> [EXERCISE DIRECTIONS]
Find how many lines in the entries below carry the word "Today" and answer with only that figure.

> [EXTRACTED RECORDS]
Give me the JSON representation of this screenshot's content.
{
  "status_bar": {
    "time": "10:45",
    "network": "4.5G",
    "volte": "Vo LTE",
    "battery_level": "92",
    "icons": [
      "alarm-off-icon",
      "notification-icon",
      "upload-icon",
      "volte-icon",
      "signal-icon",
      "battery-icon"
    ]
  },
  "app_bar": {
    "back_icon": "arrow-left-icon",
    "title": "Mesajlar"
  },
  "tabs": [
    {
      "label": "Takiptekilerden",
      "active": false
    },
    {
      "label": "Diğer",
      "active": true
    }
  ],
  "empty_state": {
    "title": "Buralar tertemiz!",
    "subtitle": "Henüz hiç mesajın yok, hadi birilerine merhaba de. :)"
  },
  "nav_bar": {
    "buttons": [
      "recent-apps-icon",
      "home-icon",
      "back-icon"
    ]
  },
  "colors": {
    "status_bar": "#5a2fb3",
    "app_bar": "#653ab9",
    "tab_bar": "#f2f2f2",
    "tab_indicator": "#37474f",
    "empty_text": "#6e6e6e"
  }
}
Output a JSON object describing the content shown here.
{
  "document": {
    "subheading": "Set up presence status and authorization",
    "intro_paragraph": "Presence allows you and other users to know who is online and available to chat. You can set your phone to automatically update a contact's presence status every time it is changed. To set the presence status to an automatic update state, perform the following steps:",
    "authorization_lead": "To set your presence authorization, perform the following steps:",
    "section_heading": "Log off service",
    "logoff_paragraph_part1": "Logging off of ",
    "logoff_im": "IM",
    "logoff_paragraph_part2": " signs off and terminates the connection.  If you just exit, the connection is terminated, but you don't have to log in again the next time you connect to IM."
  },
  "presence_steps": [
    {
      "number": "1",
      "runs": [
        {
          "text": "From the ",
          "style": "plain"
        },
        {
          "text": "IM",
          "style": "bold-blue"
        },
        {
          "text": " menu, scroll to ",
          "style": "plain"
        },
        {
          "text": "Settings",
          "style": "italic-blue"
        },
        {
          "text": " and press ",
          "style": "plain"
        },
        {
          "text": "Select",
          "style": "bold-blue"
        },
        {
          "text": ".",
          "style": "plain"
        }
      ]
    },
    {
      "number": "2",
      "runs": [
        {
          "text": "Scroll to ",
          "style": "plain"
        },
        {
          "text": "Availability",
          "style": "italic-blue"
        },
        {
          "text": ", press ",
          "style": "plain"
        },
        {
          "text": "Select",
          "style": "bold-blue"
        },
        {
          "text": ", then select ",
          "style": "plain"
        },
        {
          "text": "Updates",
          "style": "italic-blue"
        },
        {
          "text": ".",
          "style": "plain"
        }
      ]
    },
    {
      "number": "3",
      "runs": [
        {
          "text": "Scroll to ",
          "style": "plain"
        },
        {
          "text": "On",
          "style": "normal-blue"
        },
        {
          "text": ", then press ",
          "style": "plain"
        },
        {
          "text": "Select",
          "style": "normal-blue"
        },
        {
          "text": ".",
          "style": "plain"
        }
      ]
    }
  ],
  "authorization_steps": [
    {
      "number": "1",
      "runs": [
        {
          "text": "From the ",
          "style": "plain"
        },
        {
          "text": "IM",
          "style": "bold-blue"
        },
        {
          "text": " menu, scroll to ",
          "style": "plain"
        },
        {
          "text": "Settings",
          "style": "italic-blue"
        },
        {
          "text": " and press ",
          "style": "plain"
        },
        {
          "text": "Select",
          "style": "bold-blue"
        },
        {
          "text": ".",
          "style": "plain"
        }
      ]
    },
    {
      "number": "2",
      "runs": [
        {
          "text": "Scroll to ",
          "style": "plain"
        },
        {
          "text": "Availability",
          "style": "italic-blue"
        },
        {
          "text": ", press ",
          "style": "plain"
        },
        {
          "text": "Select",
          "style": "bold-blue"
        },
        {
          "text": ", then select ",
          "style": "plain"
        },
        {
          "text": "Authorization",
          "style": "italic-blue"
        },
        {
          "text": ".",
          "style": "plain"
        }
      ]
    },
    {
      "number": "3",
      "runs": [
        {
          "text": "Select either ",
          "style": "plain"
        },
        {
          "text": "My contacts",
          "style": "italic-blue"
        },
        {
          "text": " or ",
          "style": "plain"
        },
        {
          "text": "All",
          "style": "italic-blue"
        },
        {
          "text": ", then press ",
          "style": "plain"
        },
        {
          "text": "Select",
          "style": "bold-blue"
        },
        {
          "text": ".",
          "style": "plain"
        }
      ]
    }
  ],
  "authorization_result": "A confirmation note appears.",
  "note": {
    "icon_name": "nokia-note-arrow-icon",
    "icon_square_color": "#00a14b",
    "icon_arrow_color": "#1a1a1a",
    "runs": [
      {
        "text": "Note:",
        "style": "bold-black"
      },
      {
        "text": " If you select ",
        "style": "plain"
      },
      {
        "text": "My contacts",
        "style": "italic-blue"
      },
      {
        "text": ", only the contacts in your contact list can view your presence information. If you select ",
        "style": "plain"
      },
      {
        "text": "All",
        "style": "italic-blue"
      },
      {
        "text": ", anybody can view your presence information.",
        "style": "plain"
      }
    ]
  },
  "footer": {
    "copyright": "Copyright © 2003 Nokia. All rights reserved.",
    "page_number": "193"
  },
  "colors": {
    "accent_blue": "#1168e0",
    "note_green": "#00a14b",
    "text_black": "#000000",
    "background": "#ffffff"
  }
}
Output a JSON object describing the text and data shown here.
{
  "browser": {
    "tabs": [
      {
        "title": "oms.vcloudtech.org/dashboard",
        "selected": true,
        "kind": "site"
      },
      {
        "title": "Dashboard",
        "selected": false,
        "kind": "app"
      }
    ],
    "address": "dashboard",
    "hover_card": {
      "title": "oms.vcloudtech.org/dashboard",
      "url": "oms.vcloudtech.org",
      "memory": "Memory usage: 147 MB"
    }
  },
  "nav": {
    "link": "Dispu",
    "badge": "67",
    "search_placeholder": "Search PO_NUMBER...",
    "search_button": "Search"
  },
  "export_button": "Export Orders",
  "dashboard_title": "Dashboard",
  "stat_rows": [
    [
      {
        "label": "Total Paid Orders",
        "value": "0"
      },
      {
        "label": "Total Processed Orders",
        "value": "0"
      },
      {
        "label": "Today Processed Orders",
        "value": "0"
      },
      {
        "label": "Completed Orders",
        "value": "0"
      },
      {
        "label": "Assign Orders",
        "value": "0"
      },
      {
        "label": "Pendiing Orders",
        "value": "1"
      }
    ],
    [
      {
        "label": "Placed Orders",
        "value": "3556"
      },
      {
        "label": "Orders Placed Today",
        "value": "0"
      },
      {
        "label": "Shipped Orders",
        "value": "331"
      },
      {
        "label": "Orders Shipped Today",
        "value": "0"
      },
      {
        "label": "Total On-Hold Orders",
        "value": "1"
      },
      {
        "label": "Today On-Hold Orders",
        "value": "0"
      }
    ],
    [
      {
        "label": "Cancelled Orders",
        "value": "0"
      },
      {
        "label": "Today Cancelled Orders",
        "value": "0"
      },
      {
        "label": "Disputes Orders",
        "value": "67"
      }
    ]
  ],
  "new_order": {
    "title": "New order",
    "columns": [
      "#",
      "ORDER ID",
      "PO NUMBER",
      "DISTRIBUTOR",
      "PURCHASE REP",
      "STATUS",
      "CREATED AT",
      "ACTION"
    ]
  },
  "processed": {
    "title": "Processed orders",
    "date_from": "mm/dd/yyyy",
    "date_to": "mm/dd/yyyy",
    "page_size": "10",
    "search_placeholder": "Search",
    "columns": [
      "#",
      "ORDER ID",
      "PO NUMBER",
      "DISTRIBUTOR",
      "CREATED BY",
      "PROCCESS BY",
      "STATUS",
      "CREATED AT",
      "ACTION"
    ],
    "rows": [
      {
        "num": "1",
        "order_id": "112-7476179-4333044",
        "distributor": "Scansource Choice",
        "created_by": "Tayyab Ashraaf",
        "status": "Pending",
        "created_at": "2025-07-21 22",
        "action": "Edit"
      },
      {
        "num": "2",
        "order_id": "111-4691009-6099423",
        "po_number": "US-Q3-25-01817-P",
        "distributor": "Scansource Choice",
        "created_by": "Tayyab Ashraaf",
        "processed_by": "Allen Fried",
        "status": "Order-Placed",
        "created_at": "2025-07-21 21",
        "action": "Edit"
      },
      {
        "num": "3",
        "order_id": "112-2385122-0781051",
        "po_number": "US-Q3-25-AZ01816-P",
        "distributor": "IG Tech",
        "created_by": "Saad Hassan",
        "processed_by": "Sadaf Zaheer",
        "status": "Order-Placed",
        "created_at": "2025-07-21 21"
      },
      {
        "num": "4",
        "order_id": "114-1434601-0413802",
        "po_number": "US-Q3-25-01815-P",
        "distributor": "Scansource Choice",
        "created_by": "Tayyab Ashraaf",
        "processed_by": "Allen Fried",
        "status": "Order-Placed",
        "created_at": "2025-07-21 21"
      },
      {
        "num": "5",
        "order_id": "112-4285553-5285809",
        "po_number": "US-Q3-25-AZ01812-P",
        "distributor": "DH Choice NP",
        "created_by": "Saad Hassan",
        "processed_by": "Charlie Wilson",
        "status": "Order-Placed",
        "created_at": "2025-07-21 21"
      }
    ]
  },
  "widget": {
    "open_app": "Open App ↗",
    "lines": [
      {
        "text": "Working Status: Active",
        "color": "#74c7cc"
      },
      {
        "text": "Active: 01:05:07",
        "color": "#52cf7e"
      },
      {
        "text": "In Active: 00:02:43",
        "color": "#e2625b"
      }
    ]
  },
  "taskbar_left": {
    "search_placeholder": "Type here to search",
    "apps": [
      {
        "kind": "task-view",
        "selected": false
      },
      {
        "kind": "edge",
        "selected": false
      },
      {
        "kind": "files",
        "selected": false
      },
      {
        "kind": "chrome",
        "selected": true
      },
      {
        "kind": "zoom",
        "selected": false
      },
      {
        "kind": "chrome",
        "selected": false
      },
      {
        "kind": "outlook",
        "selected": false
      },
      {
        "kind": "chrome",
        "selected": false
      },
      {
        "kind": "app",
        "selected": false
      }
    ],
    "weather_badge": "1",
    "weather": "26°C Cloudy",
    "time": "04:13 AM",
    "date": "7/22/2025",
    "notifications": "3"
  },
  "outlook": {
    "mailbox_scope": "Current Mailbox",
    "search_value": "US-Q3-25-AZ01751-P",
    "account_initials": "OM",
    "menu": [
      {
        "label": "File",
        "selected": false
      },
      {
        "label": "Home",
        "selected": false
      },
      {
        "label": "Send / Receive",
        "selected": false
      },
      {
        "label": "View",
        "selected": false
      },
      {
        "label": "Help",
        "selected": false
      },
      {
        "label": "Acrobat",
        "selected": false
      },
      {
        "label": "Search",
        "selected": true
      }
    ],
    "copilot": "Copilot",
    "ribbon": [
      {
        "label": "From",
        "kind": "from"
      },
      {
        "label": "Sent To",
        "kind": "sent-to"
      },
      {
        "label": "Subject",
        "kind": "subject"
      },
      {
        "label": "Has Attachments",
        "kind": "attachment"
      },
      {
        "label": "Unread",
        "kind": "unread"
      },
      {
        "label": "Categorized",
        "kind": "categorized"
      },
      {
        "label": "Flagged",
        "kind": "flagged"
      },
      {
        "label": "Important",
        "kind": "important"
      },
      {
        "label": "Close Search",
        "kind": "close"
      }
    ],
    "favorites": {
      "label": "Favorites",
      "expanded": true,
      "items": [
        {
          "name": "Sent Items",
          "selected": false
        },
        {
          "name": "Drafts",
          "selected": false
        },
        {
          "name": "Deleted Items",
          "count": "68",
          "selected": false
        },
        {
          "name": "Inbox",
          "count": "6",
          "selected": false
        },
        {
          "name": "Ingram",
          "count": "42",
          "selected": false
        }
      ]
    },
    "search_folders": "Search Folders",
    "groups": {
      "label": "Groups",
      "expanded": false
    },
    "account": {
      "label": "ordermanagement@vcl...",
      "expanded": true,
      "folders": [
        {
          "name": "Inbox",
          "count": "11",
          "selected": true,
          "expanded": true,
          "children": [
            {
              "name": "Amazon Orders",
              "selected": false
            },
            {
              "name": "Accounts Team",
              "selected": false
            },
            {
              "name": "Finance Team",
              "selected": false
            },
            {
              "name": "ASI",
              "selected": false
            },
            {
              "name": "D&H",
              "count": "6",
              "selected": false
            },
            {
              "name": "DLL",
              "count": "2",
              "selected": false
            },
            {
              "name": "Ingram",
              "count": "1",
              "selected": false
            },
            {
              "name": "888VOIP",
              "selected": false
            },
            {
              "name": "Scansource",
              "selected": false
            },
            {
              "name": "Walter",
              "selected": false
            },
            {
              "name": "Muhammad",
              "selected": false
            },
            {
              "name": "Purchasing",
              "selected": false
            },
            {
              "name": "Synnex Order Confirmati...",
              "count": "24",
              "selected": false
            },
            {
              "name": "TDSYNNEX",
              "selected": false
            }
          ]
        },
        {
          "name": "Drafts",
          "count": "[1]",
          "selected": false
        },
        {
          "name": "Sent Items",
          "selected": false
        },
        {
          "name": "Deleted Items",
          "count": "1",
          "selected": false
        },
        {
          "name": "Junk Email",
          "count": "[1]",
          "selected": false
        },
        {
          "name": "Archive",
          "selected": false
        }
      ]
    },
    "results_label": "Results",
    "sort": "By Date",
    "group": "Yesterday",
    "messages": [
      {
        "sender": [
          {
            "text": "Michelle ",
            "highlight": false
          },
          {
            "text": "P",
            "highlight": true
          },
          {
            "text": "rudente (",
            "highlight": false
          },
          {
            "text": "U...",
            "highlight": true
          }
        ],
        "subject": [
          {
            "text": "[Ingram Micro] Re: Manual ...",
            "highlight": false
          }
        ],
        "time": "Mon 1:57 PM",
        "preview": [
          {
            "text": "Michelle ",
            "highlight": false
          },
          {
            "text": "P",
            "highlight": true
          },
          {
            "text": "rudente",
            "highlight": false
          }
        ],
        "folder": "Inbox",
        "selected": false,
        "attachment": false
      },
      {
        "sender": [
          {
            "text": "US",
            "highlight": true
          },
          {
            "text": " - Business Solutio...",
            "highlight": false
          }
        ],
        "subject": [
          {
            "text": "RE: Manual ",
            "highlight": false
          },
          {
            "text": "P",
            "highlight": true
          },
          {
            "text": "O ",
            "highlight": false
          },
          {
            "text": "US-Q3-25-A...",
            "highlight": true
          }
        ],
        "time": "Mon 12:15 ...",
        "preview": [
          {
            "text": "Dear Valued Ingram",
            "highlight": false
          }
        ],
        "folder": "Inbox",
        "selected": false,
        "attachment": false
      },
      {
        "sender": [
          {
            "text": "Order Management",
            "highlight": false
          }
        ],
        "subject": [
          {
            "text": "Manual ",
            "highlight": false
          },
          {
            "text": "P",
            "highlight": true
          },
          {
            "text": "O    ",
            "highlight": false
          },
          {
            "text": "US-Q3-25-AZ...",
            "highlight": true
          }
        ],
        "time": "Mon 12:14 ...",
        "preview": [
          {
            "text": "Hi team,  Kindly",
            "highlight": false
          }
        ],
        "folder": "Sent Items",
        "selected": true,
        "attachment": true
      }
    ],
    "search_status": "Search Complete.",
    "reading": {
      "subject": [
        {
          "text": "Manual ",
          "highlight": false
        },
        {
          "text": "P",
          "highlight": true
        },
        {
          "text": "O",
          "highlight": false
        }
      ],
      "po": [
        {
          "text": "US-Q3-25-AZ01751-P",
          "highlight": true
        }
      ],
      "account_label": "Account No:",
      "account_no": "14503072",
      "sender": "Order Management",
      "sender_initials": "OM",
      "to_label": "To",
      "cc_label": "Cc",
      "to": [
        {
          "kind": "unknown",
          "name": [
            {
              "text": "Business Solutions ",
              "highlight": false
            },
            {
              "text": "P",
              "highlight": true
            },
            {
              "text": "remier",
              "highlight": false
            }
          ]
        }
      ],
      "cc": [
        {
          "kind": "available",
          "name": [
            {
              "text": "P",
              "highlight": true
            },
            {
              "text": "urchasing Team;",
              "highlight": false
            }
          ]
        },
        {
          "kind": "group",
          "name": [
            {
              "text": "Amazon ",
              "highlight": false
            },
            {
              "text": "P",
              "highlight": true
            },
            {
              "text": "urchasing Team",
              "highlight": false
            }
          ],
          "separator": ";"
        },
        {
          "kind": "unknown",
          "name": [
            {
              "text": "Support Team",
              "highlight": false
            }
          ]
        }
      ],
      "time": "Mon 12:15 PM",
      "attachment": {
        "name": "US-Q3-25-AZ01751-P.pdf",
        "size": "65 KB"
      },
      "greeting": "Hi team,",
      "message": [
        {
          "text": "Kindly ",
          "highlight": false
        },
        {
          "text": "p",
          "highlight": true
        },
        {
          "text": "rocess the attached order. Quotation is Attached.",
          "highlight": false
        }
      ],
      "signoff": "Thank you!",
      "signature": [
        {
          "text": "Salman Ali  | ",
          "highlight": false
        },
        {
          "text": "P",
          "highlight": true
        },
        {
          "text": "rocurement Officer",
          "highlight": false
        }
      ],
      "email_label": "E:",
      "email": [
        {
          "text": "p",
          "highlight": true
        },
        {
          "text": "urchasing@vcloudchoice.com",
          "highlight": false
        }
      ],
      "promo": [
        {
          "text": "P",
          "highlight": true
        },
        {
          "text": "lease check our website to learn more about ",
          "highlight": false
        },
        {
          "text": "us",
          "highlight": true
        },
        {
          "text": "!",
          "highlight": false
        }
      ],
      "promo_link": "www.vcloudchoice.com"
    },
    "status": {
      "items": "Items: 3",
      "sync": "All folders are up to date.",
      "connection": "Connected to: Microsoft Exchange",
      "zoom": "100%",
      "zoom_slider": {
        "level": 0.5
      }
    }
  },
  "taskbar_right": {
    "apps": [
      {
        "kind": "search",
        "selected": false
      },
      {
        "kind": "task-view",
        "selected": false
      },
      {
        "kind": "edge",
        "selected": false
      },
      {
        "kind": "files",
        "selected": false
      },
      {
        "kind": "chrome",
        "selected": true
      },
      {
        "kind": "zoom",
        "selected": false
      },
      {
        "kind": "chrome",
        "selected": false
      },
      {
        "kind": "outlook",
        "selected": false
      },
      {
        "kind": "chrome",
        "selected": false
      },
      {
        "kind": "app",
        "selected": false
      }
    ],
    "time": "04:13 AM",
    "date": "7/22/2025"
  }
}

> [ANSWER SPACE]
5